__EXERCISE INSTRUCTIONS__.
Restate, word for word, each record that follows.

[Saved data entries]
+ + + + + + +

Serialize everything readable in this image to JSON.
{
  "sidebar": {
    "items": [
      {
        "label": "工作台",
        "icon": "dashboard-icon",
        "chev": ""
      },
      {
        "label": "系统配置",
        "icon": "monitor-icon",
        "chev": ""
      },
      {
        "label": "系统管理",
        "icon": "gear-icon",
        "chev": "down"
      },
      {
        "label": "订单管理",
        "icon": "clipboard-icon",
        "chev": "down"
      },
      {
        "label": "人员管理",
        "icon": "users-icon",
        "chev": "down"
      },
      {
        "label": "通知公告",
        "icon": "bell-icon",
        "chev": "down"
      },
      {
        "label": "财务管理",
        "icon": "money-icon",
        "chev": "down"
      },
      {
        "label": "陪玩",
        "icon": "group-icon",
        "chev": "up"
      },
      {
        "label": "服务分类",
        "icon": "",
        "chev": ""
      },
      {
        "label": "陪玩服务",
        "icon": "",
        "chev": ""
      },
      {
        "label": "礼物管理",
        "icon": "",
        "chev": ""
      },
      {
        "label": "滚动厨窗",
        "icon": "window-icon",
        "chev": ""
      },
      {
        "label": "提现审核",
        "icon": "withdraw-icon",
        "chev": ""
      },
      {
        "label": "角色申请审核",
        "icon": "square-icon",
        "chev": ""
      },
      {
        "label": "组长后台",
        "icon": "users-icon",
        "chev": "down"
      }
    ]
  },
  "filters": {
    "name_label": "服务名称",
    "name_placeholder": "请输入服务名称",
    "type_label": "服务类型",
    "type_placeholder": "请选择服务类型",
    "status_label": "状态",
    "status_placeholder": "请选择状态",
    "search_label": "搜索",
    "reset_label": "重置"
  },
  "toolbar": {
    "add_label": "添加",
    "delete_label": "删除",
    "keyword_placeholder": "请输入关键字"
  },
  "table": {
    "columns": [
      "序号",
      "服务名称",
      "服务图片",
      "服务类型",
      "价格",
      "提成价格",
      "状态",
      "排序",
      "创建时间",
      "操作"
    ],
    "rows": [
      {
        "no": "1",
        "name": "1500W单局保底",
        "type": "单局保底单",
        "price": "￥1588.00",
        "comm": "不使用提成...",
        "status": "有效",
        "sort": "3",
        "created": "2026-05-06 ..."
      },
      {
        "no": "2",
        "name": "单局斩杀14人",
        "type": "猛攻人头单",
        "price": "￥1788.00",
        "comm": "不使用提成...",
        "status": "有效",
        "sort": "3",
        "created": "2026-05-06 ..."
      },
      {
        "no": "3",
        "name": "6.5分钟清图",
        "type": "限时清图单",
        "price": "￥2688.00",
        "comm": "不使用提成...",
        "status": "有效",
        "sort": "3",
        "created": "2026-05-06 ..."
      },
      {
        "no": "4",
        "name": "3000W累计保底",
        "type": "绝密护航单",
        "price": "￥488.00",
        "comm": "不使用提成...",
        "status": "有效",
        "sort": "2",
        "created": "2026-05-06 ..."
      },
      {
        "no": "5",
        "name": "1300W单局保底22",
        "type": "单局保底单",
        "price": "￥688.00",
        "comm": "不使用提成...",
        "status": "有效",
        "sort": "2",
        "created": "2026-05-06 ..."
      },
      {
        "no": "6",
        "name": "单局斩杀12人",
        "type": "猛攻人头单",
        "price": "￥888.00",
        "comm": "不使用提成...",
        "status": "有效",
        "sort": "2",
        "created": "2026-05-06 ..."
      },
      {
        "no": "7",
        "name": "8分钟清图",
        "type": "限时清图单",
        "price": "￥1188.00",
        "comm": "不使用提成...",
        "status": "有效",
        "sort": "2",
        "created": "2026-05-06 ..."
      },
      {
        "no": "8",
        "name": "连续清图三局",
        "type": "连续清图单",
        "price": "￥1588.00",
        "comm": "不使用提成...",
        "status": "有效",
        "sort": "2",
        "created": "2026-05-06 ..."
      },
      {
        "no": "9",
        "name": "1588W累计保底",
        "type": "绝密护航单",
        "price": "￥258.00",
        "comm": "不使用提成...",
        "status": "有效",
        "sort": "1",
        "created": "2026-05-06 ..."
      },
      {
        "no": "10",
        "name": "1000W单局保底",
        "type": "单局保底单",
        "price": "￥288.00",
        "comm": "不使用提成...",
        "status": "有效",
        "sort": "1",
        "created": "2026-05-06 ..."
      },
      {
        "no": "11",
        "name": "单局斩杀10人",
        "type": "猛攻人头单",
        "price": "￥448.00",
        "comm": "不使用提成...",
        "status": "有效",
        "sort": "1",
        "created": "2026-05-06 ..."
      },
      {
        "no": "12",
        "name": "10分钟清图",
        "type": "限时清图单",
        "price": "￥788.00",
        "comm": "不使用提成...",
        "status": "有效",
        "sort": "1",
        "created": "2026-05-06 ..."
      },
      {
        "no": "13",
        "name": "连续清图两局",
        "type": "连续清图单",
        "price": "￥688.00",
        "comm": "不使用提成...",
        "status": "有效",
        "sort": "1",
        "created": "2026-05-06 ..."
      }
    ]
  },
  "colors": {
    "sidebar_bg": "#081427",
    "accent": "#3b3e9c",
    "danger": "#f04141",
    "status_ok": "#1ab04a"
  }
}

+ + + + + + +

__SOLUTION FOR THIS PROBLEM__.
Serialize everything readable in this image to JSON.
{
  "sidebar": {
    "items": [
      {
        "label": "工作台",
        "icon": "dashboard-icon",
        "chev": ""
      },
      {
        "label": "系统配置",
        "icon": "monitor-icon",
        "chev": ""
      },
      {
        "label": "系统管理",
        "icon": "gear-icon",
        "chev": "down"
      },
      {
        "label": "订单管理",
        "icon": "clipboard-icon",
        "chev": "down"
      },
      {
        "label": "人员管理",
        "icon": "users-icon",
        "chev": "down"
      },
      {
        "label": "通知公告",
        "icon": "bell-icon",
        "chev": "down"
      },
      {
        "label": "财务管理",
        "icon": "money-icon",
        "chev": "down"
      },
      {
        "label": "陪玩",
        "icon": "group-icon",
        "chev": "up"
      },
      {
        "label": "服务分类",
        "icon": "",
        "chev": ""
      },
      {
        "label": "陪玩服务",
        "icon": "",
        "chev": ""
      },
      {
        "label": "礼物管理",
        "icon": "",
        "chev": ""
      },
      {
        "label": "滚动厨窗",
        "icon": "window-icon",
        "chev": ""
      },
      {
        "label": "提现审核",
        "icon": "withdraw-icon",
        "chev": ""
      },
      {
        "label": "角色申请审核",
        "icon": "square-icon",
        "chev": ""
      },
      {
        "label": "组长后台",
        "icon": "users-icon",
        "chev": "down"
      }
    ]
  },
  "filters": {
    "name_label": "服务名称",
    "name_placeholder": "请输入服务名称",
    "type_label": "服务类型",
    "type_placeholder": "请选择服务类型",
    "status_label": "状态",
    "status_placeholder": "请选择状态",
    "search_label": "搜索",
    "reset_label": "重置"
  },
  "toolbar": {
    "add_label": "添加",
    "delete_label": "删除",
    "keyword_placeholder": "请输入关键字"
  },
  "table": {
    "columns": [
      "序号",
      "服务名称",
      "服务图片",
      "服务类型",
      "价格",
      "提成价格",
      "状态",
      "排序",
      "创建时间",
      "操作"
    ],
    "rows": [
      {
        "no": "1",
        "name": "1500W单局保底",
        "type": "单局保底单",
        "price": "￥1588.00",
        "comm": "不使用提成...",
        "status": "有效",
        "sort": "3",
        "created": "2026-05-06 ..."
      },
      {
        "no": "2",
        "name": "单局斩杀14人",
        "type": "猛攻人头单",
        "price": "￥1788.00",
        "comm": "不使用提成...",
        "status": "有效",
        "sort": "3",
        "created": "2026-05-06 ..."
      },
      {
        "no": "3",
        "name": "6.5分钟清图",
        "type": "限时清图单",
        "price": "￥2688.00",
        "comm": "不使用提成...",
        "status": "有效",
        "sort": "3",
        "created": "2026-05-06 ..."
      },
      {
        "no": "4",
        "name": "3000W累计保底",
        "type": "绝密护航单",
        "price": "￥488.00",
        "comm": "不使用提成...",
        "status": "有效",
        "sort": "2",
        "created": "2026-05-06 ..."
      },
      {
        "no": "5",
        "name": "1300W单局保底22",
        "type": "单局保底单",
        "price": "￥688.00",
        "comm": "不使用提成...",
        "status": "有效",
        "sort": "2",
        "created": "2026-05-06 ..."
      },
      {
        "no": "6",
        "name": "单局斩杀12人",
        "type": "猛攻人头单",
        "price": "￥888.00",
        "comm": "不使用提成...",
        "status": "有效",
        "sort": "2",
        "created": "2026-05-06 ..."
      },
      {
        "no": "7",
        "name": "8分钟清图",
        "type": "限时清图单",
        "price": "￥1188.00",
        "comm": "不使用提成...",
        "status": "有效",
        "sort": "2",
        "created": "2026-05-06 ..."
      },
      {
        "no": "8",
        "name": "连续清图三局",
        "type": "连续清图单",
        "price": "￥1588.00",
        "comm": "不使用提成...",
        "status": "有效",
        "sort": "2",
        "created": "2026-05-06 ..."
      },
      {
        "no": "9",
        "name": "1588W累计保底",
        "type": "绝密护航单",
        "price": "￥258.00",
        "comm": "不使用提成...",
        "status": "有效",
        "sort": "1",
        "created": "2026-05-06 ..."
      },
      {
        "no": "10",
        "name": "1000W单局保底",
        "type": "单局保底单",
        "price": "￥288.00",
        "comm": "不使用提成...",
        "status": "有效",
        "sort": "1",
        "created": "2026-05-06 ..."
      },
      {
        "no": "11",
        "name": "单局斩杀10人",
        "type": "猛攻人头单",
        "price": "￥448.00",
        "comm": "不使用提成...",
        "status": "有效",
        "sort": "1",
        "created": "2026-05-06 ..."
      },
      {
        "no": "12",
        "name": "10分钟清图",
        "type": "限时清图单",
        "price": "￥788.00",
        "comm": "不使用提成...",
        "status": "有效",
        "sort": "1",
        "created": "2026-05-06 ..."
      },
      {
        "no": "13",
        "name": "连续清图两局",
        "type": "连续清图单",
        "price": "￥688.00",
        "comm": "不使用提成...",
        "status": "有效",
        "sort": "1",
        "created": "2026-05-06 ..."
      }
    ]
  },
  "colors": {
    "sidebar_bg": "#081427",
    "accent": "#3b3e9c",
    "danger": "#f04141",
    "status_ok": "#1ab04a"
  }
}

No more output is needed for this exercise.